Swastika Scratched Into Glass Doors of Salt Lake City Synagogue

A swastika was found scratched onto the front window of a Jewish synagogue in Salt Lake City on Sunday morning. Police are searching for a suspect seen in a surveillance video, and according to reports, the incident is being treated as a hate crime, while a rabbi from the temple is speaking out about the meaning behind the symbol.

 synagogue
The Star of David on a synagogue in Halle, eastern Germany. A synagogue in Salt Lake City was recently vandalized with a swastika. AXEL SCHMIDT/AFP/Getty

Rabbi Avremi Zippel, the program director at the Chabad Community Center Synagogue, spoke with reporters on Sunday. "A swastika is not a political statement. A swastika is an image of hate. A swastika represents one thing and one thing only and that is death to the Jews," Zippel said.

Police are trying to identify and locate the person who etched the symbol onto the building, and Zippel noted video surveillance captured from building security cameras showed it was "pretty deliberate" and not a seemingly random act of graffiti.

Zippel tweeted about the crime on Sunday.

A swastika scratched into the front window of a synagogue.

May 2021.

Salt Lake City, Utah.

We will not cower in fear.#AmYisraelChai pic.twitter.com/7hRqzUF9nc

— Avremi Zippel (@UtahRabbi) May 16, 2021

Salt Lake City Police were notified of the etching on the glass at the synagogue at about 8:30 a.m. Sunday, and according to a report in the the Salt Lake City newspaper Deseret News, the video showing the vandalism occurred at around around 2 a.m. The video was described as dark, thus making the suspect hard to identify. However, the suspect is said to be male, tall, and wearing dark clothing at the time of the crime.

The vandalism happened as the Israel-Palestinian conflict continues to escalate. The fighting in Gaza and Israel has reached its worst levels since 2014. In the past week, approximately 200 Palestinians have been killed, including more than 50 children.

"We realize that we're in a time of raised global tensions and there's a lot of passionate opinions on both sides and the Israeli-Palestinian issue is a very, very complex one and we understand that being in the Jewish community," Zippel said.

But, Zippel added, marking a Jewish temple with a swastika "is hateful, despicable and cowardly in every sense of the words."

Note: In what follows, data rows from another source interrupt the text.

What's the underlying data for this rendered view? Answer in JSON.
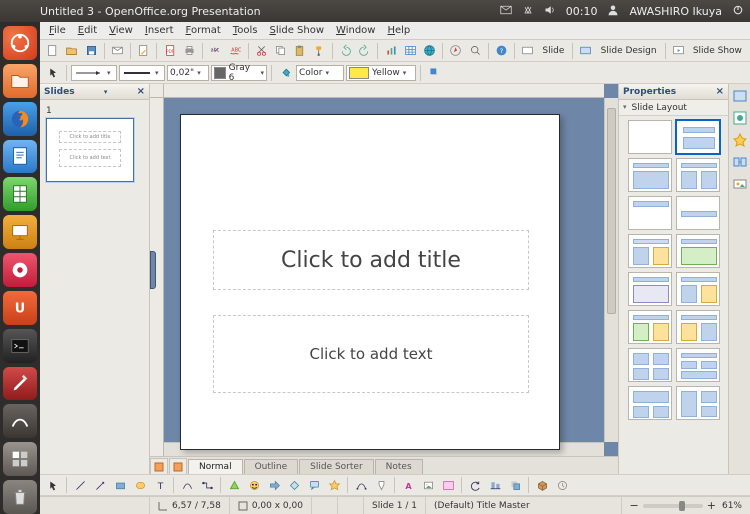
{
  "system": {
    "title": "Untitled 3 - OpenOffice.org Presentation",
    "time": "00:10",
    "user": "AWASHIRO Ikuya"
  },
  "menubar": [
    "File",
    "Edit",
    "View",
    "Insert",
    "Format",
    "Tools",
    "Slide Show",
    "Window",
    "Help"
  ],
  "toolbar1": {
    "slide_btn": "Slide",
    "slide_design_btn": "Slide Design",
    "slide_show_btn": "Slide Show"
  },
  "toolbar2": {
    "line_width": "0,02\"",
    "line_color_label": "Gray 6",
    "fill_label": "Color",
    "fill_color_label": "Yellow"
  },
  "slides_pane": {
    "title": "Slides",
    "thumb_number": "1",
    "thumb_title_ph": "Click to add title",
    "thumb_text_ph": "Click to add text"
  },
  "canvas": {
    "title_placeholder": "Click to add title",
    "text_placeholder": "Click to add text"
  },
  "view_tabs": {
    "normal": "Normal",
    "outline": "Outline",
    "sorter": "Slide Sorter",
    "notes": "Notes"
  },
  "task_pane": {
    "title": "Properties",
    "section": "Slide Layout"
  },
  "statusbar": {
    "pos": "6,57 / 7,58",
    "size": "0,00 x 0,00",
    "slide": "Slide 1 / 1",
    "master": "(Default) Title Master",
    "zoom": "61%"
  }
}
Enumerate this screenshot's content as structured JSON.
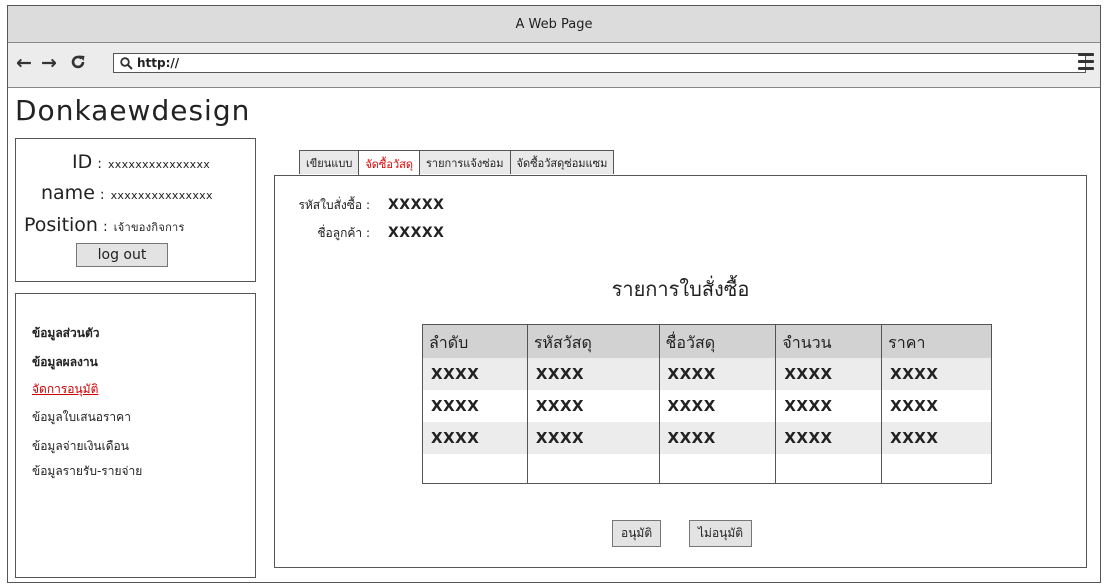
{
  "window": {
    "title": "A Web Page"
  },
  "browser": {
    "url": "http://",
    "back_icon": "back-arrow-icon",
    "forward_icon": "forward-arrow-icon",
    "reload_icon": "reload-icon",
    "menu_icon": "hamburger-menu-icon"
  },
  "site": {
    "title": "Donkaewdesign"
  },
  "user": {
    "id_label": "ID",
    "id_value": "xxxxxxxxxxxxxxx",
    "name_label": "name",
    "name_value": "xxxxxxxxxxxxxxx",
    "position_label": "Position",
    "position_value": "เจ้าของกิจการ",
    "colon": ":",
    "logout_label": "log out"
  },
  "sidebar": {
    "items": [
      {
        "label": "ข้อมูลส่วนตัว"
      },
      {
        "label": "ข้อมูลผลงาน"
      },
      {
        "label": "จัดการอนุมัติ"
      },
      {
        "label": "ข้อมูลใบเสนอราคา"
      },
      {
        "label": "ข้อมูลจ่ายเงินเดือน"
      },
      {
        "label": "ข้อมูลรายรับ-รายจ่าย"
      }
    ]
  },
  "tabs": [
    {
      "label": "เขียนแบบ"
    },
    {
      "label": "จัดซื้อวัสดุ"
    },
    {
      "label": "รายการแจ้งซ่อม"
    },
    {
      "label": "จัดซื้อวัสดุซ่อมแซม"
    }
  ],
  "order": {
    "code_label": "รหัสใบสั่งซื้อ :",
    "code_value": "XXXXX",
    "customer_label": "ชื่อลูกค้า :",
    "customer_value": "XXXXX",
    "list_title": "รายการใบสั่งซื้อ"
  },
  "table": {
    "headers": [
      "ลำดับ",
      "รหัสวัสดุ",
      "ชื่อวัสดุ",
      "จำนวน",
      "ราคา"
    ],
    "rows": [
      [
        "XXXX",
        "XXXX",
        "XXXX",
        "XXXX",
        "XXXX"
      ],
      [
        "XXXX",
        "XXXX",
        "XXXX",
        "XXXX",
        "XXXX"
      ],
      [
        "XXXX",
        "XXXX",
        "XXXX",
        "XXXX",
        "XXXX"
      ]
    ]
  },
  "actions": {
    "approve_label": "อนุมัติ",
    "reject_label": "ไม่อนุมัติ"
  }
}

Local and national leaders have offered words of support following the alleged crime, including Utah Senator Mitt Romney. On Twitter, Romney recollected how George Washington welcomed Jews seeking religious freedom into the country, saying the first president show the way for how all American should act. He also wrote, "Those who commit acts of vandalism against Jews or their places of worship in Salt Lake City or anywhere else only disgrace their own souls."

By extending his hand of fellowship to a Rabbi and synagogue, our first president marked the way to be taken by all Americans. Those who commit acts of vandalism against Jews or their places of worship in Salt Lake City or anywhere else only disgrace their own souls. https://t.co/8IJyCzPXKR

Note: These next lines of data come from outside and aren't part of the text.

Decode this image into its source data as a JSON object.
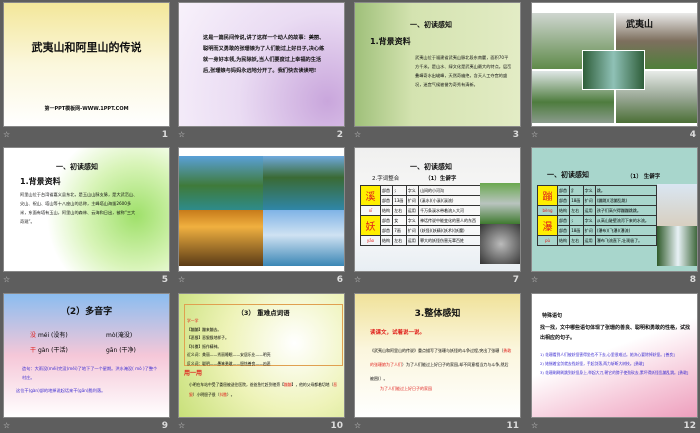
{
  "slides": [
    {
      "num": "1",
      "title": "武夷山和阿里山的传说",
      "footer": "第一PPT模板网-WWW.1PPT.COM"
    },
    {
      "num": "2",
      "body": "这是一篇民间传说,讲了这样一个动人的故事：美丽、聪明而又勇敢的张珊娘为了人们能过上好日子,决心练就一身好本领,为民除妖,当人们要度过上幸福的生活后,张珊娘与妈妈永远地分开了。我们快去读读吧!"
    },
    {
      "num": "3",
      "heading": "一、初读感知",
      "subheading": "1.背景资料",
      "body": "武夷山位于福建省武夷山脉北段东南麓，面积70平方千米。是山水、绿文化是武夷山最大的特点。层峦叠嶂奇水出峻峰，天然奇幽绝，含天人工夺宫的盛况，迷宫气候被誉为奇秀有清新。"
    },
    {
      "num": "4",
      "caption": "武夷山"
    },
    {
      "num": "5",
      "heading": "一、初读感知",
      "subheading": "1.背景资料",
      "body": "阿里山位于台湾省嘉义县东北，是玉山山脉支脉，是大武峦山、尖山、祝山、塔山等十八座山的总称，主峰塔山海拔2600多米，东面有塔有玉山，阿里山的森林、云海和日出，被称“三大奇观”。"
    },
    {
      "num": "6"
    },
    {
      "num": "7",
      "heading": "一、初读感知",
      "subheading": "2.字词整合",
      "section": "（1）生僻字",
      "chars": [
        {
          "char": "溪",
          "pinyin": "xī"
        },
        {
          "char": "妖",
          "pinyin": "yāo"
        }
      ],
      "rows": [
        [
          "部首",
          "氵",
          "字义",
          "山间的小河沟"
        ],
        [
          "部首",
          "13画",
          "扩词",
          "(溪水)(小溪)(溪流)"
        ],
        [
          "结构",
          "左右",
          "运用",
          "千万条溪水带着流入大河"
        ],
        [
          "部首",
          "女",
          "字义",
          "神话传说中能变化的害人的东西"
        ],
        [
          "部首",
          "7画",
          "扩词",
          "(妖怪)(妖精)(妖术)(妖魔)"
        ],
        [
          "结构",
          "左右",
          "运用",
          "罪大的妖怪伤害无辜百姓"
        ]
      ]
    },
    {
      "num": "8",
      "heading": "一、初读感知",
      "section": "（1） 生僻字",
      "chars": [
        {
          "char": "蹦",
          "pinyin": "bèng"
        },
        {
          "char": "瀑",
          "pinyin": "pù"
        }
      ],
      "rows": [
        [
          "部首",
          "⻊",
          "字义",
          "跳。"
        ],
        [
          "部首",
          "18画",
          "扩词",
          "(蹦跳)(活蹦乱跳)"
        ],
        [
          "结构",
          "左右",
          "运用",
          "孩子们高兴得蹦蹦跳跳。"
        ],
        [
          "部首",
          "氵",
          "字义",
          "从高山陡壁流泻下来的水流。"
        ],
        [
          "部首",
          "18画",
          "扩词",
          "(瀑布)(飞瀑)(瀑流)"
        ],
        [
          "结构",
          "左右",
          "运用",
          "瀑布飞流直下,壮观极了。"
        ]
      ]
    },
    {
      "num": "9",
      "title": "（2）多音字",
      "lines": [
        {
          "char": "没",
          "r1": "méi (没有)",
          "r2": "mò(淹没)"
        },
        {
          "char": "干",
          "r1": "gàn (干活)",
          "r2": "gān (干净)"
        }
      ],
      "s1": "造句：大雨没(méi)完没(méi)了地下了一个星期。洪水淹没( mò )了整个村庄。",
      "s2": "这位干(gàn)部的地掉说起话来干(gān)脆利落。"
    },
    {
      "num": "10",
      "title": "（3） 重难点词语",
      "learn": "学一学",
      "items": [
        "【蹦蹦】蹦来蹦去。",
        "【恶狠】恶狠狠地样子。",
        "【抖擞】振作精神。",
        "近义词：美丽——秀丽睡眠——安居乐业——明亮",
        "反义词：聪明——愚笨勇敢——胆怯善良——凶恶"
      ],
      "use": "用一用",
      "usebody": "小明在车站中受了委屈被送往医院，爸爸急忙赶到他旁",
      "w1": "蹦蹦",
      "mid": "，他的父母都着切地",
      "w2": "恶狠",
      "end": "小明胆子很",
      "w3": "抖擞"
    },
    {
      "num": "11",
      "title": "3.整体感知",
      "prompt": "读课文，试着说一说。",
      "body": "《武夷山和阿里山的传说》重点描写了张珊与妖怪的斗争过程,突出了张珊",
      "fill": "勇敢的张珊娘为了人们",
      "body2": "为了人们能过上好日子的家园,却不同意相当力与斗争,然后被困(",
      "note": "为了人们能过上好日子的家园"
    },
    {
      "num": "12",
      "heading": "特殊语句",
      "prompt": "找一找，文中哪些语句体现了张珊的善良、聪明和勇敢的性格，试找出相应的句子。",
      "items": [
        "1) 花珊看到人们被妖怪害得坐也不下去,心里很难过。她决心要除掉妖怪。[善良]",
        "2) 她揣着宝剑就去找妖怪，手起剑落,两力斩断大树枝。[勇敢]",
        "3) 花珊刷刷刷跳到妖怪身上,举起大刀,朝它的脖子使劲砍去,累坏得妖怪乱蹦乱跳。[勇敢]"
      ]
    }
  ],
  "colors": {
    "background": "#5e5e5e",
    "red": "#e0201c",
    "blue": "#3a2ad0"
  }
}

— Senator Mitt Romney (@SenatorRomney) May 16, 2021

"We will rise above hatred," Zippel said while addressing the press Sunday. "We will never give it the space and the attention that it demands and that it wants. We will live to fight another day and bring light to a world that so much needs it."

Police are asking anyone with information to call them at 801-799-3000.

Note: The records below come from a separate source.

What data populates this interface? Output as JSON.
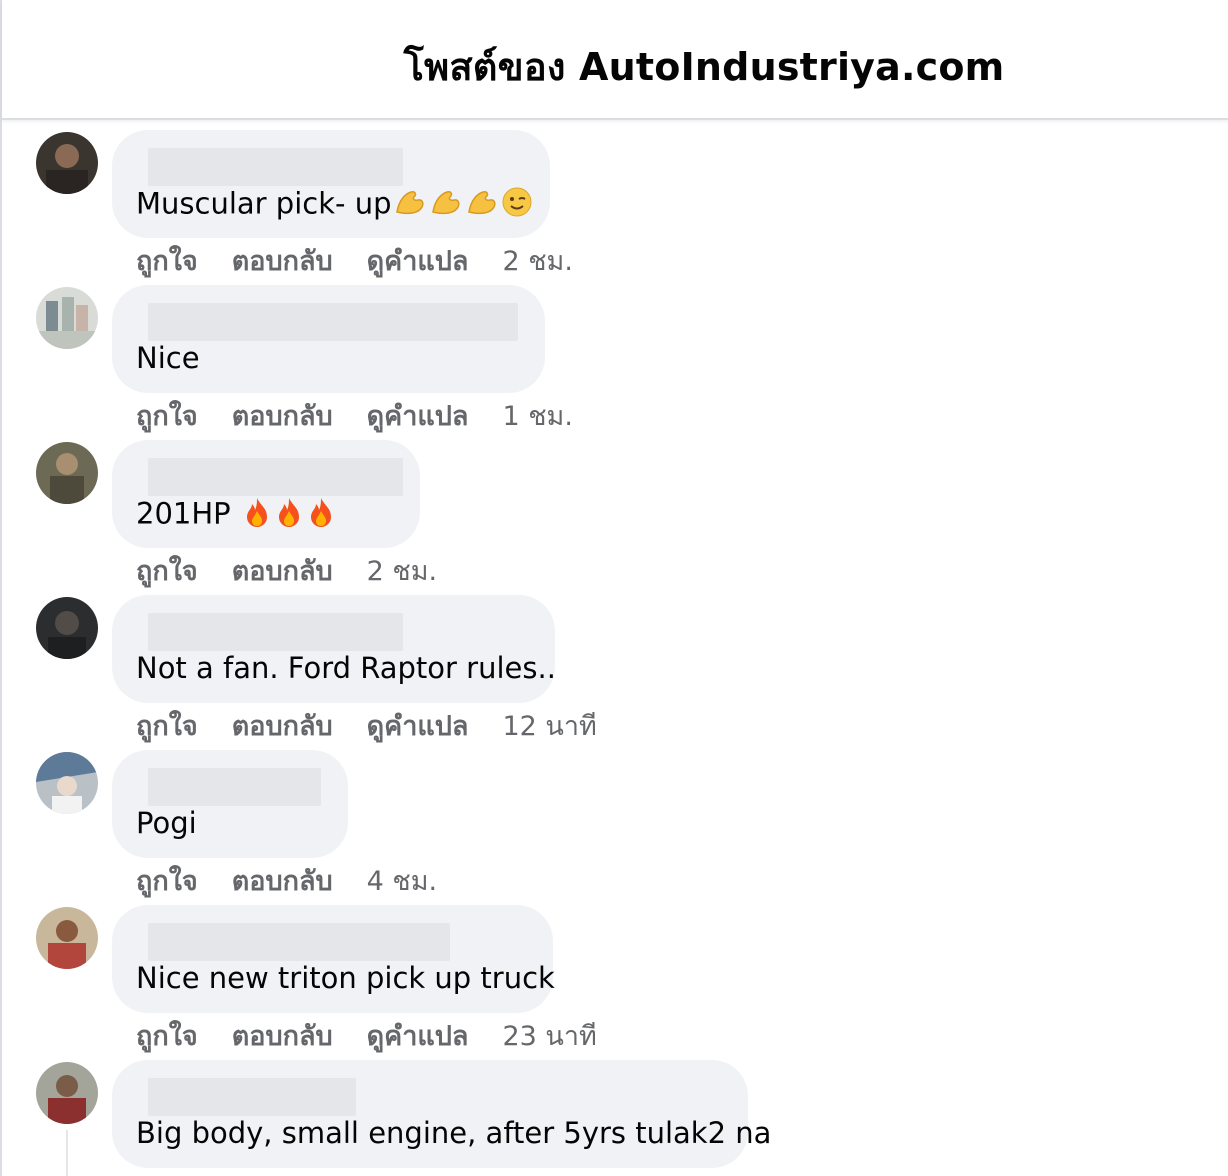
{
  "header": {
    "title": "โพสต์ของ AutoIndustriya.com"
  },
  "comments": [
    {
      "text": "Muscular pick- up",
      "emoji": [
        "flexed-biceps-icon",
        "flexed-biceps-icon",
        "flexed-biceps-icon",
        "winking-face-icon"
      ],
      "actions": {
        "like": "ถูกใจ",
        "reply": "ตอบกลับ",
        "translate": "ดูคำแปล"
      },
      "time": "2 ชม."
    },
    {
      "text": "Nice",
      "emoji": [],
      "actions": {
        "like": "ถูกใจ",
        "reply": "ตอบกลับ",
        "translate": "ดูคำแปล"
      },
      "time": "1 ชม."
    },
    {
      "text": "201HP",
      "emoji": [
        "fire-icon",
        "fire-icon",
        "fire-icon"
      ],
      "actions": {
        "like": "ถูกใจ",
        "reply": "ตอบกลับ"
      },
      "time": "2 ชม."
    },
    {
      "text": "Not a fan. Ford Raptor rules..",
      "emoji": [],
      "actions": {
        "like": "ถูกใจ",
        "reply": "ตอบกลับ",
        "translate": "ดูคำแปล"
      },
      "time": "12 นาที"
    },
    {
      "text": "Pogi",
      "emoji": [],
      "actions": {
        "like": "ถูกใจ",
        "reply": "ตอบกลับ"
      },
      "time": "4 ชม."
    },
    {
      "text": "Nice new triton pick up truck",
      "emoji": [],
      "actions": {
        "like": "ถูกใจ",
        "reply": "ตอบกลับ",
        "translate": "ดูคำแปล"
      },
      "time": "23 นาที"
    },
    {
      "text": "Big body, small engine, after 5yrs tulak2 na",
      "emoji": [],
      "actions": {},
      "time": ""
    }
  ],
  "colors": {
    "bubble": "#f0f2f5",
    "secondary_text": "#65676b",
    "primary_text": "#050505",
    "divider": "#dadde1"
  }
}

Newsweek contacted the Chabad Community Center Synagogue for further comment but had not heard back as of press time.

Newsweek also contacted the Salt Lake City Police Department, who replied there have been no updates about the incident or the potential suspect.